The Alere I Influenza A & B test, based on a molecular assay, was approved in 2017 by the FDA and is frequently used in point-of-care testing. Results can be confirmed within 15 minutes and are more reliable compared to those of other rapid diagnostic tests.
While these tests are helpful in a clinical setting, viral cultures and tests based on the principle of reverse-transcriptase polymerase chain reaction are standard criteria to confirm the diagnosis of influenza. Viral cultures require approximately a week to yield results, which render them useless from a clinical point of view due to the lag time. Drug interventions should be commenced as promptly as possible.
Recently, a reverse-transcriptase polymerase chain reaction test has been approved for the detection of influenza viral proteins. This test can differentiate between influenza type A and B viruses, classify type A viruses by subtypes based on the H and N genes, and detect the highly pathogenic avian virus, H5N1.
The inflammatory response to an influenza virus infection is different from that of bacterial pneumonia. Therefore, the use of a testing panel based on interleukin-10 to distinguish influenza from viral or bacterial pneumonia has been recommended. Influenza was found to be associated with high interleukin-10 levels (average of 88.69 pg/mL) in infected patients. These levels were significantly higher compared to those in the other etiologies of pneumonia.
Imaging studies are required for patients presenting with symptoms of possible complications, or in high-risk populations including the elderly. A chest X-rays can show multiple diffuse infiltrates, a finding consistent with adult respiratory distress syndrome. Patients who show diffuse lung infiltrates, consistent with adult respiratory distress syndrome, should be screened for influenza A.
The current understanding of genetic shift and drift in the influenza virus allows us to anticipate the most likely epidemic strain of a season. Vaccination is recommended for those who are six months and older. Annual vaccination against the influenza virus can not only prevent the disease in most patients, but can also alleviate symptoms in the event of an infection.

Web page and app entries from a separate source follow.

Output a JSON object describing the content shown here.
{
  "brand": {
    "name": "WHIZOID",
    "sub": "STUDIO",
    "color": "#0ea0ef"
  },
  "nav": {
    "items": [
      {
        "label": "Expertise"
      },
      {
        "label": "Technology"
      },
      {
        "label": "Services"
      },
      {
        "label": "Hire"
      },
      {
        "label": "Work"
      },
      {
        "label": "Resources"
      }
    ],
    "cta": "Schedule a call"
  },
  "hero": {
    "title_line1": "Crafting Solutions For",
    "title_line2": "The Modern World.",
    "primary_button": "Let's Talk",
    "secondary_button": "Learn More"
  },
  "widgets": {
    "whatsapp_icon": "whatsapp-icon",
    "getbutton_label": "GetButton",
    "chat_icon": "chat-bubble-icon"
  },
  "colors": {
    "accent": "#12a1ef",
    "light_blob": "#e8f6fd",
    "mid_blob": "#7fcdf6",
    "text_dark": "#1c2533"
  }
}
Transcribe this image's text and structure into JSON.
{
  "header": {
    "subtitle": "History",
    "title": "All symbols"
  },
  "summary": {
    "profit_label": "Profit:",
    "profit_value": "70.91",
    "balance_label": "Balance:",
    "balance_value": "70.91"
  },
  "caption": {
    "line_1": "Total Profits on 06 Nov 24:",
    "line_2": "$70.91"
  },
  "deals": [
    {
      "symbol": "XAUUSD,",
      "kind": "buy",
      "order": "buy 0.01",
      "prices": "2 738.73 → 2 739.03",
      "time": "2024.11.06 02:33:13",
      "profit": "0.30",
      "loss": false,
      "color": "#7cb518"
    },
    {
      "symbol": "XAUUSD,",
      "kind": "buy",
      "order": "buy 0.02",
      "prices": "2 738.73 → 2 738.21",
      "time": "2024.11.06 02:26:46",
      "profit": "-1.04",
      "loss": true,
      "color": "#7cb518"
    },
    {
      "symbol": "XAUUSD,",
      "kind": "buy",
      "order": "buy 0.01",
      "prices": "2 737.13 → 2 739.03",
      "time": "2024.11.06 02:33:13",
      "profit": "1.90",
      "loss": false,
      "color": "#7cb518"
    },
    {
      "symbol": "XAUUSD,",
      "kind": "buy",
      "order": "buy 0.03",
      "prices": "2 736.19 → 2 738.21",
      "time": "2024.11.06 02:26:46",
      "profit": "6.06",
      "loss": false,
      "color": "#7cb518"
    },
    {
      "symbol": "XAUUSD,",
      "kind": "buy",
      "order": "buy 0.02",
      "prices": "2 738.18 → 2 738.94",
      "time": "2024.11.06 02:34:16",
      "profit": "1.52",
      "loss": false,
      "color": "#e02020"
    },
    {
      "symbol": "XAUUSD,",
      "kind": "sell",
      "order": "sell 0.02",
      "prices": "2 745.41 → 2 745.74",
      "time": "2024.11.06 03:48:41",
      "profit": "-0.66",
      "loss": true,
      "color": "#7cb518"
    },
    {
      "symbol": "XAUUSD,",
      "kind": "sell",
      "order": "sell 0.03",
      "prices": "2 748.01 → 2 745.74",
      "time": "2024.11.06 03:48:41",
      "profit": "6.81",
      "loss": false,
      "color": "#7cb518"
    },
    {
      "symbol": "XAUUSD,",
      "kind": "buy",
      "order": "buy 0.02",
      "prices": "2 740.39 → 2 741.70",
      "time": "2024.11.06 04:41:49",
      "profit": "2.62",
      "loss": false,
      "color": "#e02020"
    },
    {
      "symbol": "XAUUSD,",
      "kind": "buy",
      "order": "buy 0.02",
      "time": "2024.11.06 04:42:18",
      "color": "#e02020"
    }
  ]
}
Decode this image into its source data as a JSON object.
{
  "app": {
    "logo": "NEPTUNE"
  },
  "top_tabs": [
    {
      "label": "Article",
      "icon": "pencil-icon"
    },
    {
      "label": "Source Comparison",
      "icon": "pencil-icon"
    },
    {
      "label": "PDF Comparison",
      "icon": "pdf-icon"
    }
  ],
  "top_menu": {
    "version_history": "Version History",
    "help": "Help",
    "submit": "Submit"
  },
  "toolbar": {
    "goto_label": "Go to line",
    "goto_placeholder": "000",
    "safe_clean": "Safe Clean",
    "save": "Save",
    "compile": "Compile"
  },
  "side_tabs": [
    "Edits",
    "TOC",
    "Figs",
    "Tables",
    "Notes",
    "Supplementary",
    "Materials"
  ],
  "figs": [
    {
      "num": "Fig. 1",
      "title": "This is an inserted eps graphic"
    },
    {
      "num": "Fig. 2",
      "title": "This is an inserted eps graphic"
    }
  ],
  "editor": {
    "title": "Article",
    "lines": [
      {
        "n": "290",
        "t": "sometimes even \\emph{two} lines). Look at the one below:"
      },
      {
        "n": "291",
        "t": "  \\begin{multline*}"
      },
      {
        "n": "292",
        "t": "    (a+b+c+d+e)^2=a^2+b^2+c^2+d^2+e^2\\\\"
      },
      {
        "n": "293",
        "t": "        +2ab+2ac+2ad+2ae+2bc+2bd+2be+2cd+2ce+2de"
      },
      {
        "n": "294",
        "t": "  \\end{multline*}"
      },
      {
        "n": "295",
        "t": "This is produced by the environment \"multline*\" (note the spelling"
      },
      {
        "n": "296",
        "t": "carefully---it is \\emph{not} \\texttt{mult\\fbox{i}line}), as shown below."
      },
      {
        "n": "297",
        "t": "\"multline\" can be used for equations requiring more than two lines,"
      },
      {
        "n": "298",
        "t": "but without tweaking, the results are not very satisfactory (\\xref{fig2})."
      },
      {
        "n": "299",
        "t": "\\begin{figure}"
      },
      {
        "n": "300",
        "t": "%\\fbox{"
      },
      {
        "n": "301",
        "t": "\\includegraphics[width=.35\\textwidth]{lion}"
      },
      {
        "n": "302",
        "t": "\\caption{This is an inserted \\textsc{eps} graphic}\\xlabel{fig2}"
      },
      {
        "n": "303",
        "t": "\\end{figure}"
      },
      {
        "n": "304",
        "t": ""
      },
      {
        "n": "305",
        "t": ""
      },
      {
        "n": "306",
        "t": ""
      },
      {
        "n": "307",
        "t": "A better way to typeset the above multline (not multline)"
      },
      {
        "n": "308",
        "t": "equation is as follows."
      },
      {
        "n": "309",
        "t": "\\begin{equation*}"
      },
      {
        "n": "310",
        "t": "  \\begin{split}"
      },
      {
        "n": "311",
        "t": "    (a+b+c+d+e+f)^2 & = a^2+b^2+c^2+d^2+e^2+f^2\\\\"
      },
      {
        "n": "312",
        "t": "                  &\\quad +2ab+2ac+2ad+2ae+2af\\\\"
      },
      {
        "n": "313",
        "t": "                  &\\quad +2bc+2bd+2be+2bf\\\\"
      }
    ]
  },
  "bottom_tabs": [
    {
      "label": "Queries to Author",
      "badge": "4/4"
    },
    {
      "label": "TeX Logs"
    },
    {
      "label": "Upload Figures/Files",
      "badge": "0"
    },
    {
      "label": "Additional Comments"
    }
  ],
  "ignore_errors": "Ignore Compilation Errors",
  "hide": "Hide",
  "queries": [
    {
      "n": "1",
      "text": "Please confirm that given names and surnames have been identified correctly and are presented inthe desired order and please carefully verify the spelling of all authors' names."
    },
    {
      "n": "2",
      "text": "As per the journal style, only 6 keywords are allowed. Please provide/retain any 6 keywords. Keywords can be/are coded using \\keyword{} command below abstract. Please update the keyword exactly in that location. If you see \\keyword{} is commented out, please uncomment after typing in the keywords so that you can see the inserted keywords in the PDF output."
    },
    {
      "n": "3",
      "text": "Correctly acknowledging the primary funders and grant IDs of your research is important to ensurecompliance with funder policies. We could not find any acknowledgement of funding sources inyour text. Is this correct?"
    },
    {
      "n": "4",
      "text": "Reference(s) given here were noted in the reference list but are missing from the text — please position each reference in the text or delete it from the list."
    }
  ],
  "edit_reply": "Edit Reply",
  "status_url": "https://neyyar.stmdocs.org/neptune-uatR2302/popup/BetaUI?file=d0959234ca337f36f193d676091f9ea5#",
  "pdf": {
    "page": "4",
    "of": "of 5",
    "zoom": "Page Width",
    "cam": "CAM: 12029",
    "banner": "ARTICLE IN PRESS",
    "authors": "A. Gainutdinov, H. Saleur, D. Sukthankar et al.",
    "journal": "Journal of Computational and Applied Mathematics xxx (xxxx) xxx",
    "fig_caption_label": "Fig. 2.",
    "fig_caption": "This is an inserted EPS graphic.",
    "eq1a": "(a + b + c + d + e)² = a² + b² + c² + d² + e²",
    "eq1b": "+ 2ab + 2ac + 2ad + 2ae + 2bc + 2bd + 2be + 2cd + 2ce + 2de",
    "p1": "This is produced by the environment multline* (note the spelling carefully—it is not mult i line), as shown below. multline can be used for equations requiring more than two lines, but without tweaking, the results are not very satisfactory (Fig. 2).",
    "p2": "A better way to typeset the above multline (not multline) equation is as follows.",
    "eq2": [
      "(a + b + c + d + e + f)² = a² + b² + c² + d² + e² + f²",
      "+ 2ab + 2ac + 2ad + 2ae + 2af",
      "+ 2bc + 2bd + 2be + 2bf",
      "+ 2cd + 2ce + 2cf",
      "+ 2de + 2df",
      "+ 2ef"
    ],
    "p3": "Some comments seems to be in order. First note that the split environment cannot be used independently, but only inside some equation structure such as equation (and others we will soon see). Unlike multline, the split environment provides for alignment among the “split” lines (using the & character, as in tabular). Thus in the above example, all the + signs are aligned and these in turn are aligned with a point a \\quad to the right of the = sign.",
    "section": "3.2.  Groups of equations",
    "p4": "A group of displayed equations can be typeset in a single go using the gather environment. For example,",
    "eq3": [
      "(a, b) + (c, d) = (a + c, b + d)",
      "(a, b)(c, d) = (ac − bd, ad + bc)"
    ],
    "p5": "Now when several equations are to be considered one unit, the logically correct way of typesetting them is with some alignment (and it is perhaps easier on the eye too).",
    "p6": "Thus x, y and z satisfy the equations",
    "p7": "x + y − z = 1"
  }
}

Patients with a confirmed diagnosis of influenza usually benefit from bed rest. They may also benefit from antiviral therapy if started within the first 48 hours of the onset of symptoms (within the first 24 hours is recommended). Oseltamivir, peramivir, and zanamivir inhibit neuraminidase activity, which is responsible for cell-to-cell spreading.
Antivirals are helpful in alleviating symptoms, preventing complications in high-risk patients, shortening disease duration, and decreasing mortality in more severe strains such as influenza A. Current recommendations indicate antiviral therapy for up to six days with an aim to lower mortality, after the onset of symptoms in individuals with confirmed avian influenza infections.
This treatment modality is associated with higher costs and significant adverse effects. Thus, the decision to prescribe antivirals should be made on a case-to-case basis. Accordingly, antiviral therapy should be used only in a select population of patients who are severely ill, require hospitalization, are at risk of complications, or who present with symptoms that last more than 48 hours after the initial presentation.